If the doctor’s aim is advancement, he must be very prudent to stick to it

December 6, 2019 0 By FM

No two people can be equal. Similarly, no two surgeons are equal. One surgeon may possess a ‘sixth sense’ whereas others may have only the five senses to work with. To develop oneself in neurosurgery or any other specialty, the person who is doing it must have a passion to be with the specialty. He must have a zeal to go ahead and a target as to where he wants to reach. He must also have the determination to reach that target. It is only when you have all these qualities that you can reach your aim and become a better surgeon in comparison to the next one. 

Life has many ups and downs: This applies to science as well. Do not consider the downs as failures. It is a challenge, just accept it. Don’t feel depressed. You have to come up from there to be strong. If you got that attitude in you, then you can have anything. That is the philosophy of life.

But to do all these things, you must have a cool mind. You should not be too ambitious. If your aim is amassing wealth, and you want a big house, big cars and everything big, then you cannot concentrate on science. These are two different things. You have to sacrifice one to win the other. That is what I did. Nobody gave me a silver spoon, I earned it by my own effort. 

You must acquire what is native to the science and apply it to your knowledge, and ultimately to the patient, so that the science can develop. But you should not use that as a tool to show others that you are superior. Let the people decide it. You don’t decide it yourself. You just go on working, let the people judge you.

Unfortunately, there is a lot of commercialisation in medicine today. Any company, whether it is pharmaceutical or surgical, approaches the doctor with a commercial aim. If the doctor’s aim is advancement, he must be very prudent to stick to the aim.

But many a time, they fall prey to the business tactics of these companies and end up using instruments unnecessary to the patients.

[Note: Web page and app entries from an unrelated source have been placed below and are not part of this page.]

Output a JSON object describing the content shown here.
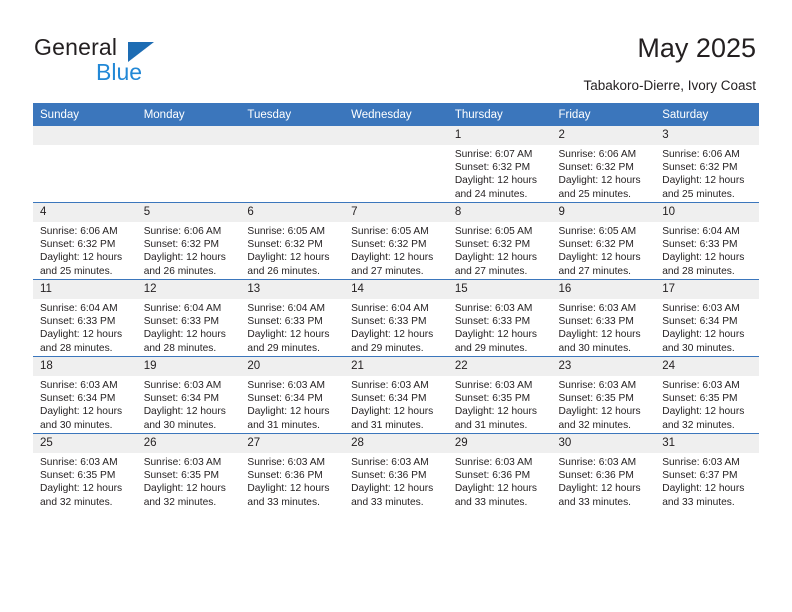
{
  "brand": {
    "line1": "General",
    "line2": "Blue",
    "triangle_icon": "blue-triangle-logo-mark",
    "colors": {
      "general": "#231f20",
      "blue": "#2288d6",
      "triangle": "#1d6cb3"
    }
  },
  "header": {
    "title": "May 2025",
    "subtitle": "Tabakoro-Dierre, Ivory Coast"
  },
  "theme": {
    "header_bg": "#3b76bc",
    "header_text": "#ffffff",
    "daynum_bg": "#efefef",
    "row_divider": "#3b76bc",
    "body_text": "#231f20"
  },
  "weekdays": [
    "Sunday",
    "Monday",
    "Tuesday",
    "Wednesday",
    "Thursday",
    "Friday",
    "Saturday"
  ],
  "weeks": [
    [
      {
        "day": ""
      },
      {
        "day": ""
      },
      {
        "day": ""
      },
      {
        "day": ""
      },
      {
        "day": "1",
        "sunrise": "Sunrise: 6:07 AM",
        "sunset": "Sunset: 6:32 PM",
        "daylight1": "Daylight: 12 hours",
        "daylight2": "and 24 minutes."
      },
      {
        "day": "2",
        "sunrise": "Sunrise: 6:06 AM",
        "sunset": "Sunset: 6:32 PM",
        "daylight1": "Daylight: 12 hours",
        "daylight2": "and 25 minutes."
      },
      {
        "day": "3",
        "sunrise": "Sunrise: 6:06 AM",
        "sunset": "Sunset: 6:32 PM",
        "daylight1": "Daylight: 12 hours",
        "daylight2": "and 25 minutes."
      }
    ],
    [
      {
        "day": "4",
        "sunrise": "Sunrise: 6:06 AM",
        "sunset": "Sunset: 6:32 PM",
        "daylight1": "Daylight: 12 hours",
        "daylight2": "and 25 minutes."
      },
      {
        "day": "5",
        "sunrise": "Sunrise: 6:06 AM",
        "sunset": "Sunset: 6:32 PM",
        "daylight1": "Daylight: 12 hours",
        "daylight2": "and 26 minutes."
      },
      {
        "day": "6",
        "sunrise": "Sunrise: 6:05 AM",
        "sunset": "Sunset: 6:32 PM",
        "daylight1": "Daylight: 12 hours",
        "daylight2": "and 26 minutes."
      },
      {
        "day": "7",
        "sunrise": "Sunrise: 6:05 AM",
        "sunset": "Sunset: 6:32 PM",
        "daylight1": "Daylight: 12 hours",
        "daylight2": "and 27 minutes."
      },
      {
        "day": "8",
        "sunrise": "Sunrise: 6:05 AM",
        "sunset": "Sunset: 6:32 PM",
        "daylight1": "Daylight: 12 hours",
        "daylight2": "and 27 minutes."
      },
      {
        "day": "9",
        "sunrise": "Sunrise: 6:05 AM",
        "sunset": "Sunset: 6:32 PM",
        "daylight1": "Daylight: 12 hours",
        "daylight2": "and 27 minutes."
      },
      {
        "day": "10",
        "sunrise": "Sunrise: 6:04 AM",
        "sunset": "Sunset: 6:33 PM",
        "daylight1": "Daylight: 12 hours",
        "daylight2": "and 28 minutes."
      }
    ],
    [
      {
        "day": "11",
        "sunrise": "Sunrise: 6:04 AM",
        "sunset": "Sunset: 6:33 PM",
        "daylight1": "Daylight: 12 hours",
        "daylight2": "and 28 minutes."
      },
      {
        "day": "12",
        "sunrise": "Sunrise: 6:04 AM",
        "sunset": "Sunset: 6:33 PM",
        "daylight1": "Daylight: 12 hours",
        "daylight2": "and 28 minutes."
      },
      {
        "day": "13",
        "sunrise": "Sunrise: 6:04 AM",
        "sunset": "Sunset: 6:33 PM",
        "daylight1": "Daylight: 12 hours",
        "daylight2": "and 29 minutes."
      },
      {
        "day": "14",
        "sunrise": "Sunrise: 6:04 AM",
        "sunset": "Sunset: 6:33 PM",
        "daylight1": "Daylight: 12 hours",
        "daylight2": "and 29 minutes."
      },
      {
        "day": "15",
        "sunrise": "Sunrise: 6:03 AM",
        "sunset": "Sunset: 6:33 PM",
        "daylight1": "Daylight: 12 hours",
        "daylight2": "and 29 minutes."
      },
      {
        "day": "16",
        "sunrise": "Sunrise: 6:03 AM",
        "sunset": "Sunset: 6:33 PM",
        "daylight1": "Daylight: 12 hours",
        "daylight2": "and 30 minutes."
      },
      {
        "day": "17",
        "sunrise": "Sunrise: 6:03 AM",
        "sunset": "Sunset: 6:34 PM",
        "daylight1": "Daylight: 12 hours",
        "daylight2": "and 30 minutes."
      }
    ],
    [
      {
        "day": "18",
        "sunrise": "Sunrise: 6:03 AM",
        "sunset": "Sunset: 6:34 PM",
        "daylight1": "Daylight: 12 hours",
        "daylight2": "and 30 minutes."
      },
      {
        "day": "19",
        "sunrise": "Sunrise: 6:03 AM",
        "sunset": "Sunset: 6:34 PM",
        "daylight1": "Daylight: 12 hours",
        "daylight2": "and 30 minutes."
      },
      {
        "day": "20",
        "sunrise": "Sunrise: 6:03 AM",
        "sunset": "Sunset: 6:34 PM",
        "daylight1": "Daylight: 12 hours",
        "daylight2": "and 31 minutes."
      },
      {
        "day": "21",
        "sunrise": "Sunrise: 6:03 AM",
        "sunset": "Sunset: 6:34 PM",
        "daylight1": "Daylight: 12 hours",
        "daylight2": "and 31 minutes."
      },
      {
        "day": "22",
        "sunrise": "Sunrise: 6:03 AM",
        "sunset": "Sunset: 6:35 PM",
        "daylight1": "Daylight: 12 hours",
        "daylight2": "and 31 minutes."
      },
      {
        "day": "23",
        "sunrise": "Sunrise: 6:03 AM",
        "sunset": "Sunset: 6:35 PM",
        "daylight1": "Daylight: 12 hours",
        "daylight2": "and 32 minutes."
      },
      {
        "day": "24",
        "sunrise": "Sunrise: 6:03 AM",
        "sunset": "Sunset: 6:35 PM",
        "daylight1": "Daylight: 12 hours",
        "daylight2": "and 32 minutes."
      }
    ],
    [
      {
        "day": "25",
        "sunrise": "Sunrise: 6:03 AM",
        "sunset": "Sunset: 6:35 PM",
        "daylight1": "Daylight: 12 hours",
        "daylight2": "and 32 minutes."
      },
      {
        "day": "26",
        "sunrise": "Sunrise: 6:03 AM",
        "sunset": "Sunset: 6:35 PM",
        "daylight1": "Daylight: 12 hours",
        "daylight2": "and 32 minutes."
      },
      {
        "day": "27",
        "sunrise": "Sunrise: 6:03 AM",
        "sunset": "Sunset: 6:36 PM",
        "daylight1": "Daylight: 12 hours",
        "daylight2": "and 33 minutes."
      },
      {
        "day": "28",
        "sunrise": "Sunrise: 6:03 AM",
        "sunset": "Sunset: 6:36 PM",
        "daylight1": "Daylight: 12 hours",
        "daylight2": "and 33 minutes."
      },
      {
        "day": "29",
        "sunrise": "Sunrise: 6:03 AM",
        "sunset": "Sunset: 6:36 PM",
        "daylight1": "Daylight: 12 hours",
        "daylight2": "and 33 minutes."
      },
      {
        "day": "30",
        "sunrise": "Sunrise: 6:03 AM",
        "sunset": "Sunset: 6:36 PM",
        "daylight1": "Daylight: 12 hours",
        "daylight2": "and 33 minutes."
      },
      {
        "day": "31",
        "sunrise": "Sunrise: 6:03 AM",
        "sunset": "Sunset: 6:37 PM",
        "daylight1": "Daylight: 12 hours",
        "daylight2": "and 33 minutes."
      }
    ]
  ]
}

Such experiments can give rise to complications for the patients, besides creating a bad reputation for the science.  

­— As told to Divya Choyikutty

Dr P S Ramani is a Senior Neuro Spinal Surgeon at Lilavati Hospital, Mumbai